++++ INPUT DATA ++++

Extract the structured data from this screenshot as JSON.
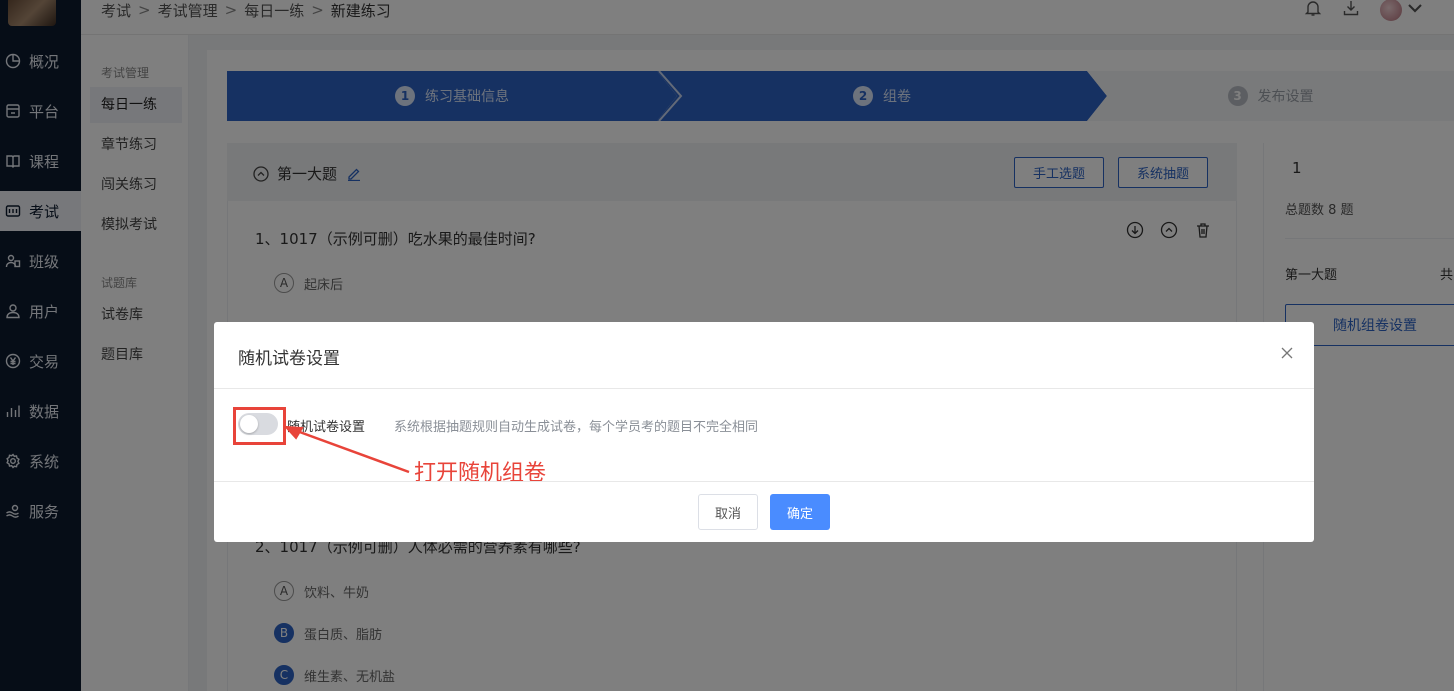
{
  "nav": {
    "items": [
      {
        "label": "概况",
        "icon": "pie-chart-icon"
      },
      {
        "label": "平台",
        "icon": "storefront-icon"
      },
      {
        "label": "课程",
        "icon": "book-icon"
      },
      {
        "label": "考试",
        "icon": "exam-icon"
      },
      {
        "label": "班级",
        "icon": "users-icon"
      },
      {
        "label": "用户",
        "icon": "user-icon"
      },
      {
        "label": "交易",
        "icon": "yen-icon"
      },
      {
        "label": "数据",
        "icon": "bar-chart-icon"
      },
      {
        "label": "系统",
        "icon": "gear-icon"
      },
      {
        "label": "服务",
        "icon": "service-icon"
      }
    ],
    "active_index": 3
  },
  "breadcrumb": [
    "考试",
    "考试管理",
    "每日一练",
    "新建练习"
  ],
  "submenu": {
    "group1": "考试管理",
    "group1_items": [
      "每日一练",
      "章节练习",
      "闯关练习",
      "模拟考试"
    ],
    "group2": "试题库",
    "group2_items": [
      "试卷库",
      "题目库"
    ]
  },
  "steps": [
    {
      "num": "1",
      "label": "练习基础信息"
    },
    {
      "num": "2",
      "label": "组卷"
    },
    {
      "num": "3",
      "label": "发布设置"
    }
  ],
  "section": {
    "title": "第一大题",
    "manual_button": "手工选题",
    "system_button": "系统抽题"
  },
  "questions": [
    {
      "title": "1、1017（示例可删）吃水果的最佳时间?",
      "options": [
        {
          "letter": "A",
          "text": "起床后",
          "selected": false
        }
      ]
    },
    {
      "title": "2、1017（示例可删）人体必需的营养素有哪些?",
      "options": [
        {
          "letter": "A",
          "text": "饮料、牛奶",
          "selected": false
        },
        {
          "letter": "B",
          "text": "蛋白质、脂肪",
          "selected": true
        },
        {
          "letter": "C",
          "text": "维生素、无机盐",
          "selected": true
        }
      ]
    }
  ],
  "right_panel": {
    "number": "1",
    "total": "总题数 8 题",
    "section_name": "第一大题",
    "section_suffix": "共",
    "button": "随机组卷设置"
  },
  "modal": {
    "title": "随机试卷设置",
    "toggle_label": "随机试卷设置",
    "toggle_on": false,
    "description": "系统根据抽题规则自动生成试卷，每个学员考的题目不完全相同",
    "annotation": "打开随机组卷",
    "cancel": "取消",
    "confirm": "确定"
  },
  "colors": {
    "nav_bg": "#0d1a2e",
    "primary": "#2d63c4",
    "confirm": "#4a8cff",
    "annotation": "#e8443a"
  }
}
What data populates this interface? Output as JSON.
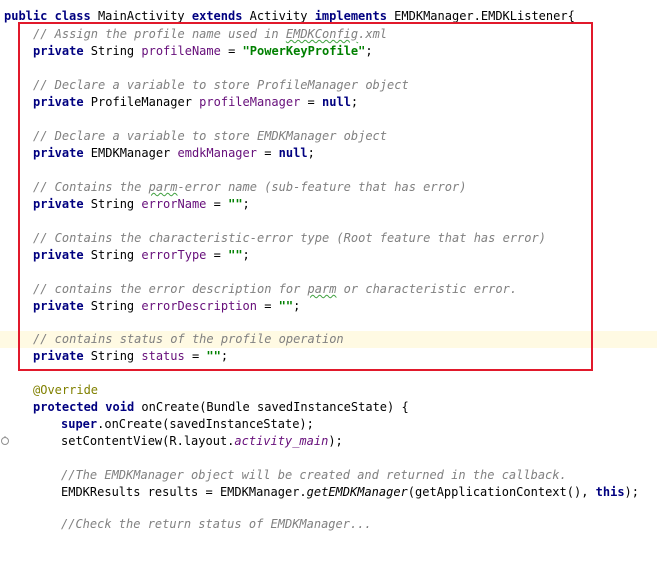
{
  "code": {
    "class_header": {
      "kw_public": "public",
      "kw_class": "class",
      "class_name": " MainActivity ",
      "kw_extends": "extends",
      "super_class": " Activity ",
      "kw_implements": "implements",
      "interface_name": " EMDKManager.EMDKListener{"
    },
    "comment_profile_a": "// Assign the profile name used in ",
    "comment_profile_spell": "EMDKConfig",
    "comment_profile_b": ".xml",
    "kw_private": "private",
    "type_string": " String ",
    "field_profile_name": "profileName",
    "profile_name_value": "\"PowerKeyProfile\"",
    "comment_profile_manager": "// Declare a variable to store ProfileManager object",
    "type_profile_manager": " ProfileManager ",
    "field_profile_manager": "profileManager",
    "kw_null": "null",
    "comment_emdk_manager": "// Declare a variable to store EMDKManager object",
    "type_emdk_manager": " EMDKManager ",
    "field_emdk_manager": "emdkManager",
    "comment_parm_error_a": "// Contains the ",
    "comment_parm_error_spell": "parm",
    "comment_parm_error_b": "-error name (sub-feature that has error)",
    "field_error_name": "errorName",
    "empty_string": "\"\"",
    "comment_char_error": "// Contains the characteristic-error type (Root feature that has error)",
    "field_error_type": "errorType",
    "comment_error_desc_a": "// contains the error description for ",
    "comment_error_desc_spell": "parm",
    "comment_error_desc_b": " or characteristic error.",
    "field_error_description": "errorDescription",
    "comment_status": "// contains status of the profile operation",
    "field_status": "status",
    "annotation_override": "@Override",
    "kw_protected": "protected",
    "kw_void": "void",
    "method_on_create_sig": " onCreate(Bundle savedInstanceState) {",
    "kw_super": "super",
    "super_call": ".onCreate(savedInstanceState);",
    "set_content_view_a": "setContentView(R.layout.",
    "field_activity_main": "activity_main",
    "set_content_view_b": ");",
    "comment_emdk_callback": "//The EMDKManager object will be created and returned in the callback.",
    "results_decl": "EMDKResults results = EMDKManager.",
    "method_get_emdk_manager": "getEMDKManager",
    "results_args": "(getApplicationContext(), ",
    "kw_this": "this",
    "results_end": ");",
    "equals": " = ",
    "semicolon": ";",
    "truncated_line": "//Check the return status of EMDKManager..."
  },
  "colors": {
    "keyword": "#000080",
    "comment": "#808080",
    "string": "#008000",
    "field": "#660e7a",
    "annotation": "#808000",
    "current_line": "#fffae3",
    "selection_box": "#e1192b"
  },
  "icons": [
    "override-method-icon"
  ]
}
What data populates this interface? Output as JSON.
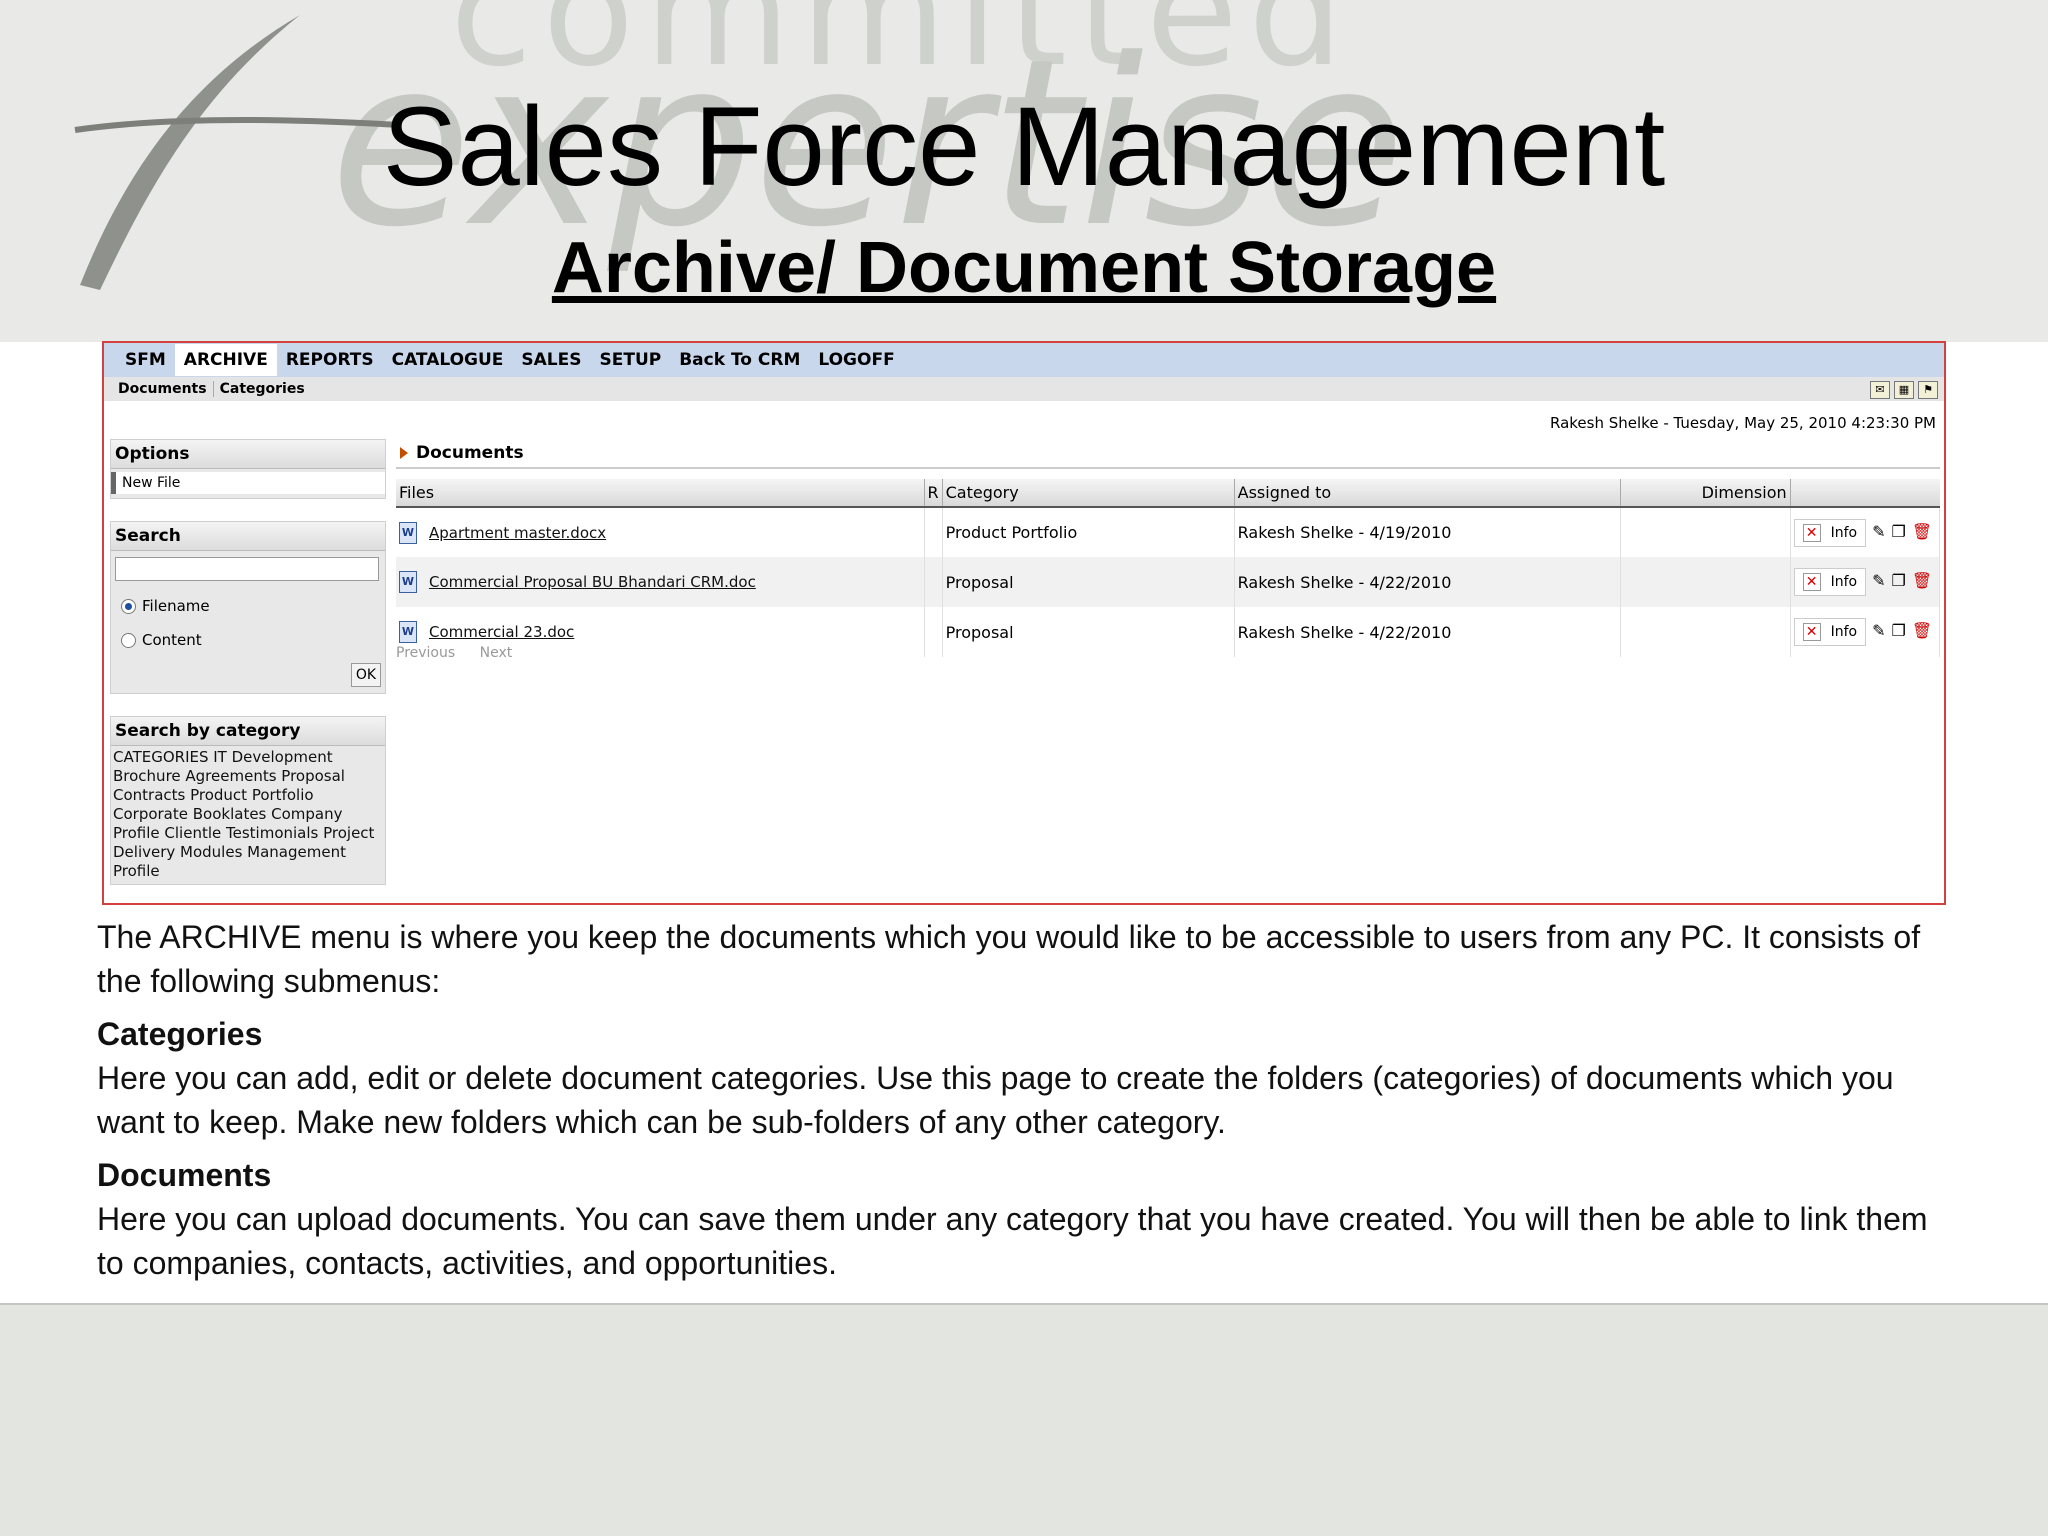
{
  "slide": {
    "title": "Sales Force Management",
    "subtitle": "Archive/ Document Storage",
    "watermark_top": "committed",
    "watermark_bottom": "expertise"
  },
  "menu": [
    "SFM",
    "ARCHIVE",
    "REPORTS",
    "CATALOGUE",
    "SALES",
    "SETUP",
    "Back To CRM",
    "LOGOFF"
  ],
  "submenu": [
    "Documents",
    "Categories"
  ],
  "user_line": "Rakesh Shelke - Tuesday, May 25, 2010 4:23:30 PM",
  "options": {
    "header": "Options",
    "new_file": "New File"
  },
  "search": {
    "header": "Search",
    "value": "",
    "filename": "Filename",
    "content": "Content",
    "ok": "OK"
  },
  "category_search": {
    "header": "Search by category",
    "text": "CATEGORIES IT Development Brochure Agreements Proposal Contracts Product Portfolio Corporate Booklates Company Profile Clientle Testimonials Project Delivery Modules Management Profile"
  },
  "documents": {
    "header": "Documents",
    "columns": [
      "Files",
      "R",
      "Category",
      "Assigned to",
      "Dimension"
    ],
    "rows": [
      {
        "file": "Apartment master.docx",
        "category": "Product Portfolio",
        "assigned": "Rakesh Shelke  - 4/19/2010"
      },
      {
        "file": "Commercial Proposal BU Bhandari CRM.doc",
        "category": "Proposal",
        "assigned": "Rakesh Shelke  - 4/22/2010"
      },
      {
        "file": "Commercial 23.doc",
        "category": "Proposal",
        "assigned": "Rakesh Shelke  - 4/22/2010"
      }
    ],
    "info": "Info",
    "previous": "Previous",
    "next": "Next"
  },
  "description": {
    "intro": "The ARCHIVE menu is where you keep the documents which you would like to be accessible to users from any PC. It consists of the following submenus:",
    "categories_title": "Categories",
    "categories_text": "Here you can add, edit or delete document categories. Use this page to create the folders (categories) of documents which you want to keep. Make new folders which can be sub-folders of any other category.",
    "documents_title": "Documents",
    "documents_text": "Here you can upload documents. You can save them under any category that you have created. You will then be able to link them to companies, contacts, activities, and opportunities."
  }
}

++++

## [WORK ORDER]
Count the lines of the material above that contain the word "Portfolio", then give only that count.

## [TASK OUTPUT]
2